Instead of importing 2 million tons of cement each year from the West, as in the past, Poland is now exporting 2.5 million tons to the West annually, Krzak points out. Steel imports previously running at 3 million tons a year from the West, are now down to less than 1 million tons and should soon be erased as the big new steel mill at Katowice, built with Soviet and Western help, reaches 4 million tons annual output later this year.
By harsh restrictions on imports, Poland cut its deficit with the West from $3 billion in 1976 - Warsaw's worst year - to $2 billion last year. The first five months of this year show a further decline in the rate and Krzak says he is convinced the 1978 figure will be down "closer to $1 billion and by 1980 I presume our deficit will be gone and we will have a surplus."
Some Western officials doubt that Poland can keep such a tight hold on imports much longer, however, without starving industry of the raw materials it needs. There are other complications, too.
The Poles, for examples, have made impressive gains in turning out Polish built Fiat automobiles, jumping from 164,000 cars in 1975 to 279,000 last year according to official statistics. While this helps soothe the demand of Poles for cars, it also has made the Polish consumption of oil grow to levels beyond the small expansion of deliveries promised by the Soviets. The poles next year will have to pay more for Soviet oil, whose price is going up, and are now discussing buying the extra oil at higher world prices from Iraq, Iran and Nigeria.
Poland's exports to the West grew last year by 8 percent. But this is only half the planned growth and as long as Polish products have trouble finding markets in the West, the longer term problems will linger.

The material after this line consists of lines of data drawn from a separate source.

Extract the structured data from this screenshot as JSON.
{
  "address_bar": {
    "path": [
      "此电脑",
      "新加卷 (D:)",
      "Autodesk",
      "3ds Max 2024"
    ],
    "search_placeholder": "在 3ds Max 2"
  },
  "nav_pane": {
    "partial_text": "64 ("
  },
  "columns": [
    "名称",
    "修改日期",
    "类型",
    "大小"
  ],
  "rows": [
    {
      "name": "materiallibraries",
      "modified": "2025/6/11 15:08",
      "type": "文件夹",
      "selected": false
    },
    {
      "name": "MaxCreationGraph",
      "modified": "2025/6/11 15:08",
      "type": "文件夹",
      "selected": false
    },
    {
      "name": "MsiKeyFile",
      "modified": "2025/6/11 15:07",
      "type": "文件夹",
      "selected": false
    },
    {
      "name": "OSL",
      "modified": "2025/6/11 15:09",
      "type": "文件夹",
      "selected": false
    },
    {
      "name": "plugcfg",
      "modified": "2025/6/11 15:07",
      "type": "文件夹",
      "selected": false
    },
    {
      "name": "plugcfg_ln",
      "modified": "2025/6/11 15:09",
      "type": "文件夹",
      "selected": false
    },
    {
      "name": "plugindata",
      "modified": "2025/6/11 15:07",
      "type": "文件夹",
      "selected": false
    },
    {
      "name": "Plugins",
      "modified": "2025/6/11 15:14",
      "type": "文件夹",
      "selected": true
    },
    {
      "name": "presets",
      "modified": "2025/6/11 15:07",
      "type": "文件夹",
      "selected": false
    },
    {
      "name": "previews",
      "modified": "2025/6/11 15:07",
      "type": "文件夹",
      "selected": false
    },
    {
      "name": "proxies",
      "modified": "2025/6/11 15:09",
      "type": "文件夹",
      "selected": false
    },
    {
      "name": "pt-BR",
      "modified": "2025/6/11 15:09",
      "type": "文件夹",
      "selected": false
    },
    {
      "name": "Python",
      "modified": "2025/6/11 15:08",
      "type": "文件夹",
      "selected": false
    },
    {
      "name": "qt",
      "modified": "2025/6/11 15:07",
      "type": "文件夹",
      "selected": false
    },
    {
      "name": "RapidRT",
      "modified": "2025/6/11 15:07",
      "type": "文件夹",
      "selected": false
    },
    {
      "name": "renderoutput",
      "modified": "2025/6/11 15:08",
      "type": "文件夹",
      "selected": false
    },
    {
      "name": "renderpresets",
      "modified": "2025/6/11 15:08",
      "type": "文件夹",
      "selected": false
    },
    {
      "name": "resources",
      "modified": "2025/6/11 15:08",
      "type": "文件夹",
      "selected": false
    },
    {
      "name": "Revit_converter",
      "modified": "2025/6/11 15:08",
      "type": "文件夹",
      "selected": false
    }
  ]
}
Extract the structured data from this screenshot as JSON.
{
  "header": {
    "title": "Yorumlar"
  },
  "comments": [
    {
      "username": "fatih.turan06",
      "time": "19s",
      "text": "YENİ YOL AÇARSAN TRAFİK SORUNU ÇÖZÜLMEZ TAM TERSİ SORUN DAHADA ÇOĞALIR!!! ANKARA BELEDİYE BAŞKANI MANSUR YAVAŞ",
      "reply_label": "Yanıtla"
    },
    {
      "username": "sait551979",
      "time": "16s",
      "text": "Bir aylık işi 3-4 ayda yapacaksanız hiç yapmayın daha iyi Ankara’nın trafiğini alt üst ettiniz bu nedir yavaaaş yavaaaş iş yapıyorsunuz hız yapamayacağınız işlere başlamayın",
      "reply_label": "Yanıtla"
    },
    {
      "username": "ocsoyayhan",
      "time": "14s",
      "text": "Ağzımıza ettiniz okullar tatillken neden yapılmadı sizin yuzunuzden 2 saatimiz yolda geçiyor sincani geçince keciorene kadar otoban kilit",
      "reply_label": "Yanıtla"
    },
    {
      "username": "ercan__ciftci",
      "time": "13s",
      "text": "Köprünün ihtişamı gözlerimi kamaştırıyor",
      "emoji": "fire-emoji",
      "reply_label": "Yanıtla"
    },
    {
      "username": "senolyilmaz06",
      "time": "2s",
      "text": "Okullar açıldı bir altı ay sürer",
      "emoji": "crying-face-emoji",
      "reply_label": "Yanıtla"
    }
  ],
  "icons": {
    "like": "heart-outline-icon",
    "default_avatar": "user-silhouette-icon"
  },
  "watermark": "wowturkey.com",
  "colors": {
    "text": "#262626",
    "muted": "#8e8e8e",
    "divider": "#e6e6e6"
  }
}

The immediate problem for Warsaw is to get over a difficult period that faces them now and in the next two years, when they must make heavy loan repayments. Poland is now seeking new credit on Western money markets that will help it both spread out earlier debts and pump new money into both export and domestic projects.
Krzak says Poland will seek "financial credits in the amount of about $1 billion this year and probably this will be repeated each year for the next few years."
By financial credits, Krzak says he means loans that are purely for financing a variety of investments or specific ventures but which are not tied to a Polish requirement to buy specific goods from the lending country in turn - such as U.S. grain or soybean credits.
One example, he says, is a new $70 million credit arranged by England's Barclays Bank for modernizing the tractor industry.
Krzak says Poland will not require an additional billion dollars this year because New York's Chase Manhattan Bank has already granted about one-fourth of this amount.
Sources here say Poland is now seeking to raise $500,750 million more among West European banks, and Polish officials do not deny that. One irony of the situation is that the Poles are trying to get away from dollar loans because of the American currency's sinking value overseas.
The West German banks are the ones with the strongest currency, and most money, and now hold the largest single part of the Polish debt to the West. But there is still widespread dislike of Germans here, lingering from World War II, and the Poles don't like much publicity about their financial dealings with the West Germans.
Thus, Poles tend to speak of French, Belgian and British banks and only reluctantly acknowledge that they also deal with the Germans.
Another problem, Westerners say, is that Poland's heavy debts have made some banks more demanding it terms of asking for Polish economic data, which frequently is not published, especially when the figures are bad.
Sources suggest there have been arguments within the ruling Politburo among factions who feel the Communist government should not yield such data and others who feel it is more important to have the loans.
Krzak says banks make varying demands, and "we are trying, and supplying, information. But of course there are some legal barriers. But it is not so big a problem that we can't handle it. Our tendency is to supply our partners with the information they need and the answers they seek," hesaid.